- Opening Delimiter -

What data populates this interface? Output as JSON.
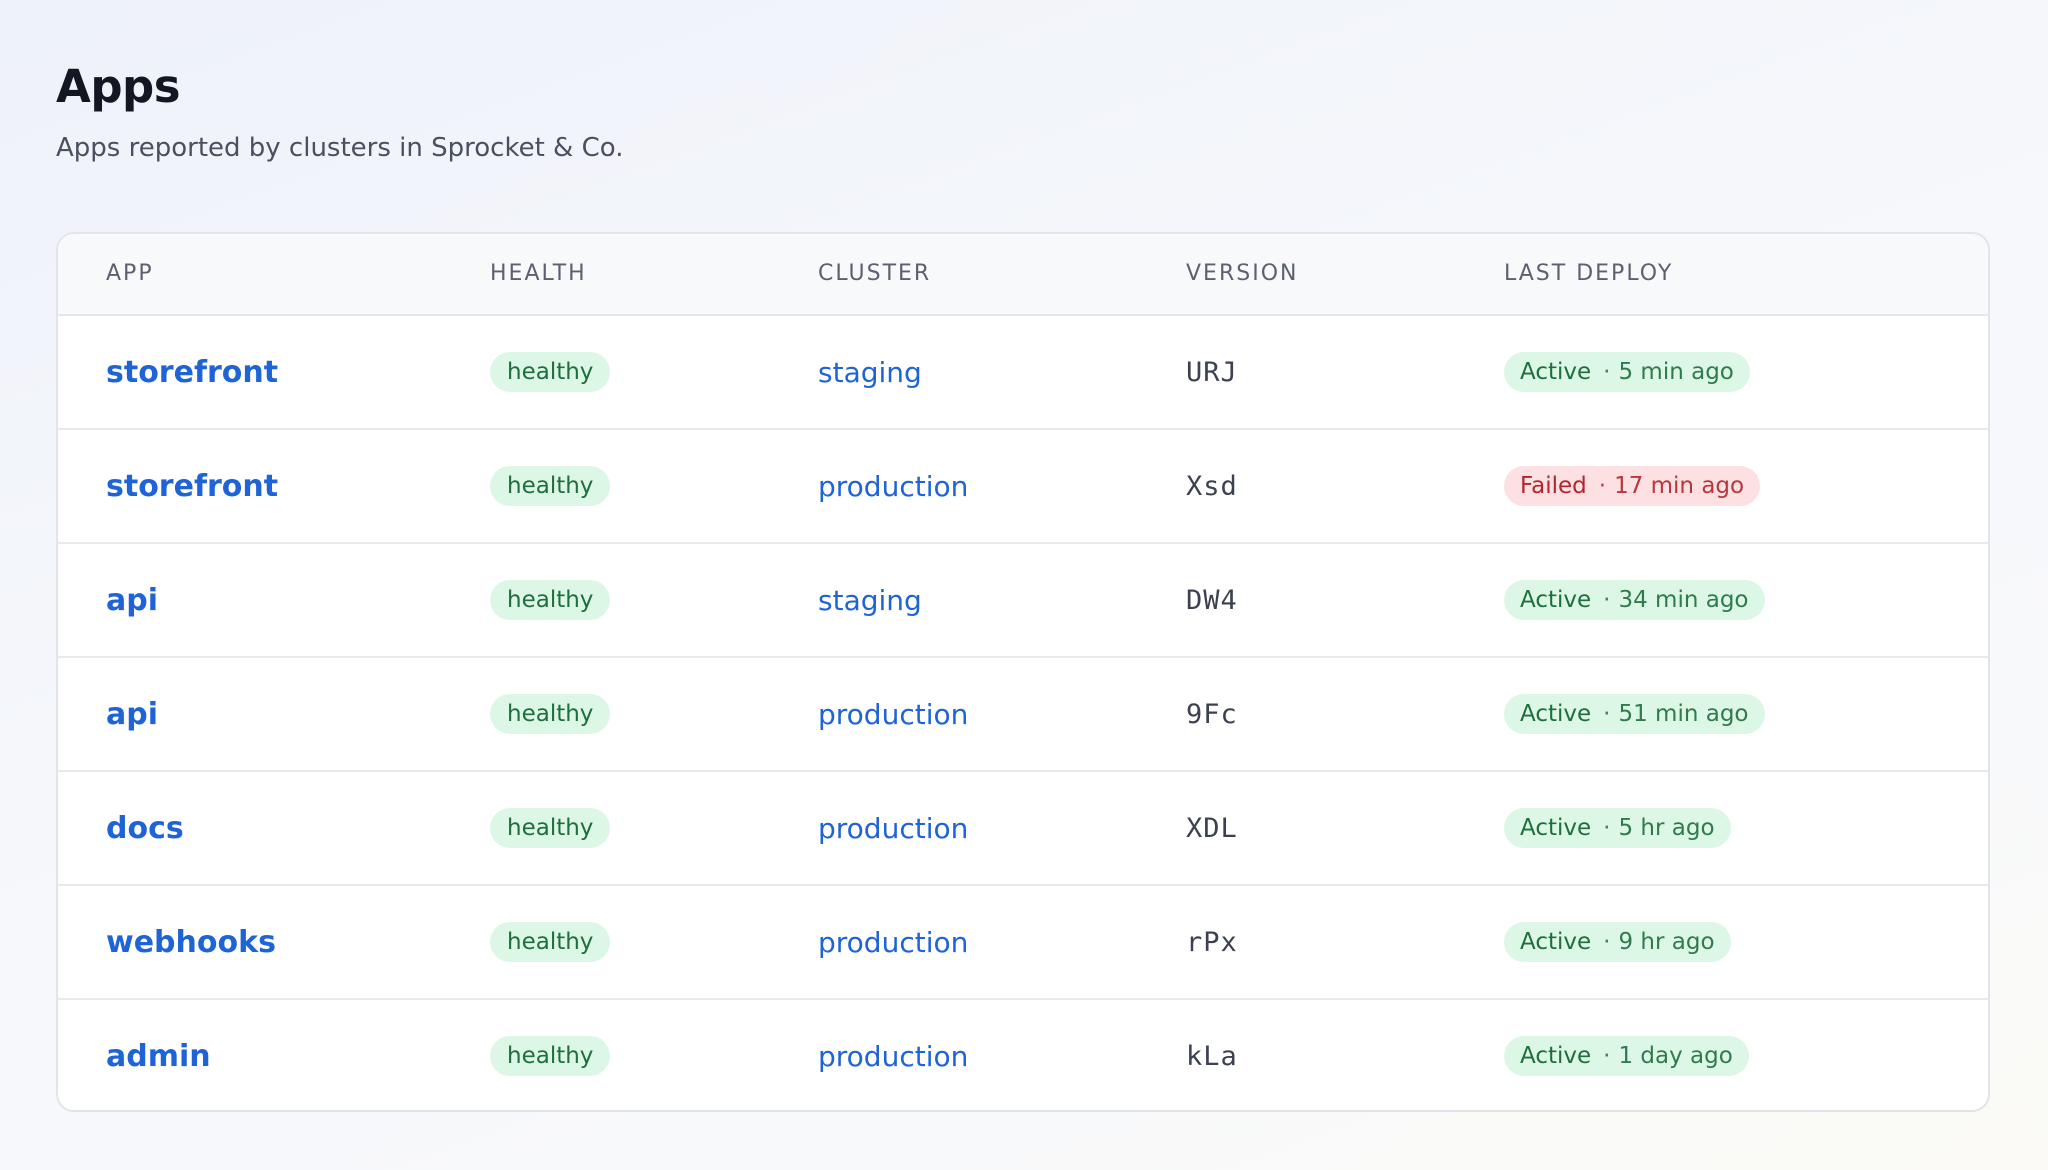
{
  "header": {
    "title": "Apps",
    "subtitle": "Apps reported by clusters in Sprocket & Co."
  },
  "table": {
    "columns": [
      "APP",
      "HEALTH",
      "CLUSTER",
      "VERSION",
      "LAST DEPLOY"
    ],
    "separator": "·",
    "rows": [
      {
        "app": "storefront",
        "health": "healthy",
        "cluster": "staging",
        "version": "URJ",
        "deploy_status": "Active",
        "deploy_time": "5 min ago",
        "deploy_state": "active"
      },
      {
        "app": "storefront",
        "health": "healthy",
        "cluster": "production",
        "version": "Xsd",
        "deploy_status": "Failed",
        "deploy_time": "17 min ago",
        "deploy_state": "failed"
      },
      {
        "app": "api",
        "health": "healthy",
        "cluster": "staging",
        "version": "DW4",
        "deploy_status": "Active",
        "deploy_time": "34 min ago",
        "deploy_state": "active"
      },
      {
        "app": "api",
        "health": "healthy",
        "cluster": "production",
        "version": "9Fc",
        "deploy_status": "Active",
        "deploy_time": "51 min ago",
        "deploy_state": "active"
      },
      {
        "app": "docs",
        "health": "healthy",
        "cluster": "production",
        "version": "XDL",
        "deploy_status": "Active",
        "deploy_time": "5 hr ago",
        "deploy_state": "active"
      },
      {
        "app": "webhooks",
        "health": "healthy",
        "cluster": "production",
        "version": "rPx",
        "deploy_status": "Active",
        "deploy_time": "9 hr ago",
        "deploy_state": "active"
      },
      {
        "app": "admin",
        "health": "healthy",
        "cluster": "production",
        "version": "kLa",
        "deploy_status": "Active",
        "deploy_time": "1 day ago",
        "deploy_state": "active"
      }
    ]
  },
  "colors": {
    "link": "#1f64d6",
    "healthy_bg": "#dcf7e5",
    "healthy_text": "#1e6e3e",
    "failed_bg": "#fde0e2",
    "failed_text": "#b1252e"
  }
}
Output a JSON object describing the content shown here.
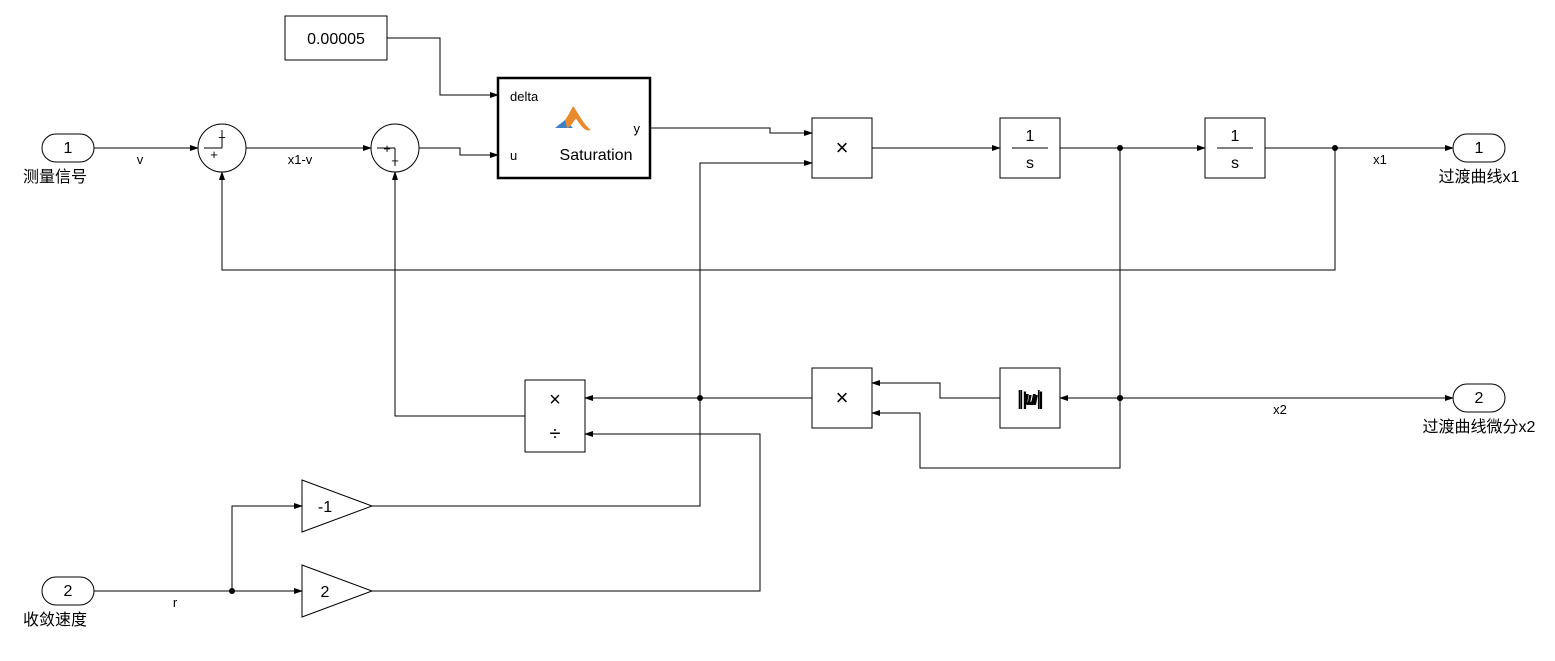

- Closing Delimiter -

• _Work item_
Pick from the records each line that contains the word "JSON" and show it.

• _Answer area_
What data populates this interface? Output as JSON.
Output a JSON object describing the content shown here.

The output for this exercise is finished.